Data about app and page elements
========================

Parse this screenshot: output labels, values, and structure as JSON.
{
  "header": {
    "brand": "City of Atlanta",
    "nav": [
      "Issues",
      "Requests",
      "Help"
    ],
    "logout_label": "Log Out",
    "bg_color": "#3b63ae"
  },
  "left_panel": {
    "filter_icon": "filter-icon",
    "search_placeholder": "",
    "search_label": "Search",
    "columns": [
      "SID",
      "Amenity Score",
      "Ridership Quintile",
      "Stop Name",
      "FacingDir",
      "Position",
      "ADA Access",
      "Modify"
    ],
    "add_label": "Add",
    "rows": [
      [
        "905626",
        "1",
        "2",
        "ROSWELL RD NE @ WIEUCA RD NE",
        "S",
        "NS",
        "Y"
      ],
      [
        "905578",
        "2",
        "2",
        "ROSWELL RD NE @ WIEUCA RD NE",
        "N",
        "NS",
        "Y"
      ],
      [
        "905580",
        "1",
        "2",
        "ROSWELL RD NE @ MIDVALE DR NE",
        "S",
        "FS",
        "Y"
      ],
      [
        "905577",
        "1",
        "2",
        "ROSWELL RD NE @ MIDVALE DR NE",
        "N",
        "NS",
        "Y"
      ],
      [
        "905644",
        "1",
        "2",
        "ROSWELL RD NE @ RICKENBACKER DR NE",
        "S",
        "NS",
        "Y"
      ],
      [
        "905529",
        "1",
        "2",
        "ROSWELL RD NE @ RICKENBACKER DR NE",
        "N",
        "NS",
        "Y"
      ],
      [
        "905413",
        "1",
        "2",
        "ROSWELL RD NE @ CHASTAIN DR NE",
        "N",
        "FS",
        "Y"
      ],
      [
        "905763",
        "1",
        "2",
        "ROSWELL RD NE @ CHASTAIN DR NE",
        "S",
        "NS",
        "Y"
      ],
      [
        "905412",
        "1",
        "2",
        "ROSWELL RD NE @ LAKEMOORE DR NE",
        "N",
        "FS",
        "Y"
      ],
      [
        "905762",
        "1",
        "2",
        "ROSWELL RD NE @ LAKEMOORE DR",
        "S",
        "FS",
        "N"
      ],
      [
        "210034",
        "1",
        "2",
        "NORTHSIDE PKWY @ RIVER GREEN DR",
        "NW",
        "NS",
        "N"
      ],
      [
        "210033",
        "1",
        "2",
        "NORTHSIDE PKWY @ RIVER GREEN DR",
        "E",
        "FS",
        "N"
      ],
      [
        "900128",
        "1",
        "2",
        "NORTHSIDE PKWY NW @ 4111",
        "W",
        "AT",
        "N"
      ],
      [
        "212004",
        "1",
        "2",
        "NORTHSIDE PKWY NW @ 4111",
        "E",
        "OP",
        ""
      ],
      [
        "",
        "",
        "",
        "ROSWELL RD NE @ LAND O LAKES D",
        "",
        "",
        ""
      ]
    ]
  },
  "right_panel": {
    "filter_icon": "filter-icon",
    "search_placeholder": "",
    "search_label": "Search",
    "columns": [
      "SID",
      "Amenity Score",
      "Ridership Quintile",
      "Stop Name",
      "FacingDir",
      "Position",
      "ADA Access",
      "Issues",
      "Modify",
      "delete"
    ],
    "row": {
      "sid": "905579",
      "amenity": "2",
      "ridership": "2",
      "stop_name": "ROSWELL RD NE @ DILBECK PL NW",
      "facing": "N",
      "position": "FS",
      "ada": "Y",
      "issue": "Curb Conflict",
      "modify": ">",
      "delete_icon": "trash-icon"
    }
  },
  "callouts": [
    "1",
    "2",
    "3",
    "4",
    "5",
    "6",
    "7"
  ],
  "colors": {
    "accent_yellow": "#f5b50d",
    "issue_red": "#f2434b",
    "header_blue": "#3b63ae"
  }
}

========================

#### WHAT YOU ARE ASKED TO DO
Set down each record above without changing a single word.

#### ANSWER SECTION
Parse this screenshot: output labels, values, and structure as JSON.
{
  "header": {
    "brand": "City of Atlanta",
    "nav": [
      "Issues",
      "Requests",
      "Help"
    ],
    "logout_label": "Log Out",
    "bg_color": "#3b63ae"
  },
  "left_panel": {
    "filter_icon": "filter-icon",
    "search_placeholder": "",
    "search_label": "Search",
    "columns": [
      "SID",
      "Amenity Score",
      "Ridership Quintile",
      "Stop Name",
      "FacingDir",
      "Position",
      "ADA Access",
      "Modify"
    ],
    "add_label": "Add",
    "rows": [
      [
        "905626",
        "1",
        "2",
        "ROSWELL RD NE @ WIEUCA RD NE",
        "S",
        "NS",
        "Y"
      ],
      [
        "905578",
        "2",
        "2",
        "ROSWELL RD NE @ WIEUCA RD NE",
        "N",
        "NS",
        "Y"
      ],
      [
        "905580",
        "1",
        "2",
        "ROSWELL RD NE @ MIDVALE DR NE",
        "S",
        "FS",
        "Y"
      ],
      [
        "905577",
        "1",
        "2",
        "ROSWELL RD NE @ MIDVALE DR NE",
        "N",
        "NS",
        "Y"
      ],
      [
        "905644",
        "1",
        "2",
        "ROSWELL RD NE @ RICKENBACKER DR NE",
        "S",
        "NS",
        "Y"
      ],
      [
        "905529",
        "1",
        "2",
        "ROSWELL RD NE @ RICKENBACKER DR NE",
        "N",
        "NS",
        "Y"
      ],
      [
        "905413",
        "1",
        "2",
        "ROSWELL RD NE @ CHASTAIN DR NE",
        "N",
        "FS",
        "Y"
      ],
      [
        "905763",
        "1",
        "2",
        "ROSWELL RD NE @ CHASTAIN DR NE",
        "S",
        "NS",
        "Y"
      ],
      [
        "905412",
        "1",
        "2",
        "ROSWELL RD NE @ LAKEMOORE DR NE",
        "N",
        "FS",
        "Y"
      ],
      [
        "905762",
        "1",
        "2",
        "ROSWELL RD NE @ LAKEMOORE DR",
        "S",
        "FS",
        "N"
      ],
      [
        "210034",
        "1",
        "2",
        "NORTHSIDE PKWY @ RIVER GREEN DR",
        "NW",
        "NS",
        "N"
      ],
      [
        "210033",
        "1",
        "2",
        "NORTHSIDE PKWY @ RIVER GREEN DR",
        "E",
        "FS",
        "N"
      ],
      [
        "900128",
        "1",
        "2",
        "NORTHSIDE PKWY NW @ 4111",
        "W",
        "AT",
        "N"
      ],
      [
        "212004",
        "1",
        "2",
        "NORTHSIDE PKWY NW @ 4111",
        "E",
        "OP",
        ""
      ],
      [
        "",
        "",
        "",
        "ROSWELL RD NE @ LAND O LAKES D",
        "",
        "",
        ""
      ]
    ]
  },
  "right_panel": {
    "filter_icon": "filter-icon",
    "search_placeholder": "",
    "search_label": "Search",
    "columns": [
      "SID",
      "Amenity Score",
      "Ridership Quintile",
      "Stop Name",
      "FacingDir",
      "Position",
      "ADA Access",
      "Issues",
      "Modify",
      "delete"
    ],
    "row": {
      "sid": "905579",
      "amenity": "2",
      "ridership": "2",
      "stop_name": "ROSWELL RD NE @ DILBECK PL NW",
      "facing": "N",
      "position": "FS",
      "ada": "Y",
      "issue": "Curb Conflict",
      "modify": ">",
      "delete_icon": "trash-icon"
    }
  },
  "callouts": [
    "1",
    "2",
    "3",
    "4",
    "5",
    "6",
    "7"
  ],
  "colors": {
    "accent_yellow": "#f5b50d",
    "issue_red": "#f2434b",
    "header_blue": "#3b63ae"
  }
}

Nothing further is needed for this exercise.